Today people across the globe come together to commemorate those who lost their lives to AIDS, and to celebrate the progress that have been made so far in the fight against HIV and AIDS.
How can we actually move toward zero discrimination against people living with HIV? I believe the most effective way to do that is by an early education and awareness about how the pandemic is affecting us socially, and not just as an individual.
One of my favorite essays that I wrote during my studies at ISS discussed this topic. I took the case of the lesson plans published by the New York City Education Department for grade K-12 students. The essay analyzed how the lesson plans are heavily geared toward the discussion of the scientific knowledge of AIDS. It has lengthy discussions about the virus, the biological explanation of the progress of the disease, the medical advancement that reduce the HIV transmission from mother to babies, and the individual responsibilities to prevent the spread of the disease.
These are all important knowledge, of course. But unfortunately, by placing too much emphasis on the scientific aspects of the disease we missed the opportunity to foster the student’s empathy to those affected by HIV. Also, conceptualizing AIDS as individual responsibility alone is actually furthering the stigma; that only certain “at-risk” group like homosexuals, drug users, or prostitutes are affected by the disease as a result of their irresponsible behavior.
At some schools in Thailand, students are taught about AIDS from real stories written by kids at their age who are living with HIV. The stories taught them about how the disease is affecting the community, such as how the HIV hardest-hit areas have schools with no teachers because they’re all infected. This example shows how non-infected students are also feeling the burden of HIV. It also invites the students to relate to the lives of those living with AIDS. I think this is an important method of teaching the students about AIDS, a method that nurtures empathy – something that is highly significant in eliminating the stigma against AIDS.

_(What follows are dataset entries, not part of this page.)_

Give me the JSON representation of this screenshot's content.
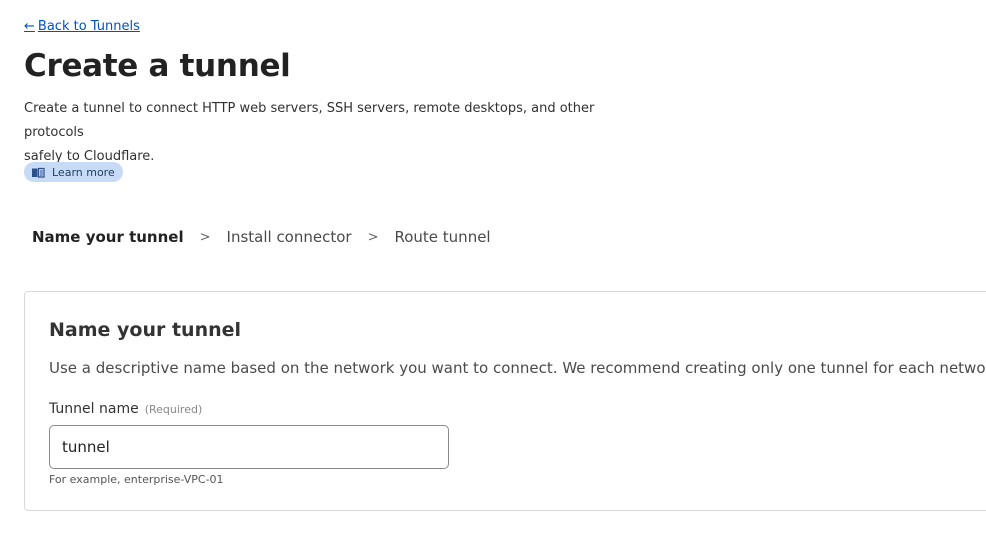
{
  "nav": {
    "back_arrow": "←",
    "back_label": "Back to Tunnels"
  },
  "header": {
    "title": "Create a tunnel",
    "description_line1": "Create a tunnel to connect HTTP web servers, SSH servers, remote desktops, and other protocols",
    "description_line2": "safely to Cloudflare.",
    "learn_more_label": "Learn more",
    "learn_more_icon": "book-icon"
  },
  "steps": [
    {
      "label": "Name your tunnel",
      "active": true
    },
    {
      "label": "Install connector",
      "active": false
    },
    {
      "label": "Route tunnel",
      "active": false
    }
  ],
  "step_separator": ">",
  "card": {
    "title": "Name your tunnel",
    "description": "Use a descriptive name based on the network you want to connect. We recommend creating only one tunnel for each network.",
    "field_label": "Tunnel name",
    "field_required": "(Required)",
    "field_value": "tunnel",
    "field_help": "For example, enterprise-VPC-01"
  },
  "colors": {
    "link": "#0051c3",
    "pill_bg": "#c7dbf7"
  }
}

AIDS is affecting all of us, and we all have a common responsibility in fighting the pandemic. Getting to zero discrimination also means getting to know how AIDS is being taught at schools, reevaluating it, and finding ways to teach more about the social aspects of the disease.
Image credit: UNAIDS